The public interest, in its ideal form, offers the possibility for all to exercise individual rights and freedoms, such as freedom of expression and information or the right to personal data protection. However, in practice the definition of public interest can vary depending on the context.
In Maud Bernisson’s doctoral thesis in Media and Communication Studies, she investigates how the notion of public interest was constructed in relation to digital media during the GDPR (General Data Protection Regulation) policymaking process. By interviewing key actors of the process, along with extensive in-depth document analyses, Maud’s research shows that the GDPR redefines the public interest in a way which diverges from its ideal form. In our conversation, Maud explains the reasons for this divergence and how it has affected how the GDPR works for EU citizens.

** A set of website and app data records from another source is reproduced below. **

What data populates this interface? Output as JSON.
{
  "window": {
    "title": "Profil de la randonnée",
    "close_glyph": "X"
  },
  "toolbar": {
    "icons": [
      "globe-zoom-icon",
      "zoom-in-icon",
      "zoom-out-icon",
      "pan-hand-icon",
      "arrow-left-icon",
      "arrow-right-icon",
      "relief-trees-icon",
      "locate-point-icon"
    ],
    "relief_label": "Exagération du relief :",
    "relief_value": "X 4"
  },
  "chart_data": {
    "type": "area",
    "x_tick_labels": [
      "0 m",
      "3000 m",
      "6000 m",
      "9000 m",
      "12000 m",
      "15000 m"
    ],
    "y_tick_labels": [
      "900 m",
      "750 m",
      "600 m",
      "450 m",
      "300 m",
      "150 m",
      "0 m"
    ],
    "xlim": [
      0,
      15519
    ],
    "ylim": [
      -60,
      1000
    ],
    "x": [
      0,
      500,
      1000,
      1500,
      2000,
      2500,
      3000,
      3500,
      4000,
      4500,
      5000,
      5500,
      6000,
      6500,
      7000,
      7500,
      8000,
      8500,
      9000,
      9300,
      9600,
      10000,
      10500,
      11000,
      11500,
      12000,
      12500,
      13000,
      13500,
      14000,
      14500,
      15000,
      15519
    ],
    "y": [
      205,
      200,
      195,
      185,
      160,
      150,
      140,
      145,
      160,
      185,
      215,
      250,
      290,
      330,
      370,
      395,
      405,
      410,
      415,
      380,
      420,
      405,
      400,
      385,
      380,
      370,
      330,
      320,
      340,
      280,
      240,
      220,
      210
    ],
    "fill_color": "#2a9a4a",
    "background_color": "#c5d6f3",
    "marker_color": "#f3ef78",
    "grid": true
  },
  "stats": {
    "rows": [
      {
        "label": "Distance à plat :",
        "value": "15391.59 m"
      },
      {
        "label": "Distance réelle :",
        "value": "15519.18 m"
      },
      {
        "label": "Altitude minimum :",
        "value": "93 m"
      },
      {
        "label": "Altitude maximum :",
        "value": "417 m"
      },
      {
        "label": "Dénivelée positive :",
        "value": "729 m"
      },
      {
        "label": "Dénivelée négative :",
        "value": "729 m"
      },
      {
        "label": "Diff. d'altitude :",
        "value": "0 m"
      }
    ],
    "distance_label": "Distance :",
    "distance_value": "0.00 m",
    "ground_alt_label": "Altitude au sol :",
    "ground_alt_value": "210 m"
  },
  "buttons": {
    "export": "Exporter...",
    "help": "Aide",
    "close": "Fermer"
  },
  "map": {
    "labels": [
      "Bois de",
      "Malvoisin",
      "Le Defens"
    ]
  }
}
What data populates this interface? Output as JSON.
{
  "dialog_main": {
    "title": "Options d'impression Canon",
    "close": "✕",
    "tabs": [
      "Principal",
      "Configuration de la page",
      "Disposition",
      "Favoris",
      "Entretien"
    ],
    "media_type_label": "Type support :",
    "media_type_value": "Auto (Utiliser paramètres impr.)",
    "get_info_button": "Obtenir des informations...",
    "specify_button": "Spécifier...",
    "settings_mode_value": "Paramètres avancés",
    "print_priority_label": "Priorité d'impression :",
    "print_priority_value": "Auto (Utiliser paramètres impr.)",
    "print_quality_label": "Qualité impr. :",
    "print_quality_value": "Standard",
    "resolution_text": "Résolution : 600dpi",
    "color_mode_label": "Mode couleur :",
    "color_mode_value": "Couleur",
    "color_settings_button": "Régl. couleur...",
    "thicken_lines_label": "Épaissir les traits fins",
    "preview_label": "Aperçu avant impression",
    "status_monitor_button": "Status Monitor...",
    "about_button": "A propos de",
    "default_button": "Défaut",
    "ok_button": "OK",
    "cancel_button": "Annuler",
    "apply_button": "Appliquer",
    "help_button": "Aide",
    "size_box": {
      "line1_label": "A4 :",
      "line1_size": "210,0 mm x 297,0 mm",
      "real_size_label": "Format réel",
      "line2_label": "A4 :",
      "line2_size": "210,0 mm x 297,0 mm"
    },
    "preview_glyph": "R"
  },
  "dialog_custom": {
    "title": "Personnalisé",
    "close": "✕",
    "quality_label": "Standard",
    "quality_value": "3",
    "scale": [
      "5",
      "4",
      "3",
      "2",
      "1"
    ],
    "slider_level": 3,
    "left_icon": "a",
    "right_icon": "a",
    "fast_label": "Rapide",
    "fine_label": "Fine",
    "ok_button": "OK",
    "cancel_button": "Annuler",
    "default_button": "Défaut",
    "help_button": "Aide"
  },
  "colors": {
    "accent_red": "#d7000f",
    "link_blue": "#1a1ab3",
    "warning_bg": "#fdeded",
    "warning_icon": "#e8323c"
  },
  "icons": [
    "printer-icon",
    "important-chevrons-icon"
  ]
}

Maud Bernisson’s doctoral thesis can be downloaded from DiVA: The Public Interest in the Data Society: Deconstructing the Policy Network Imaginary of the GDPR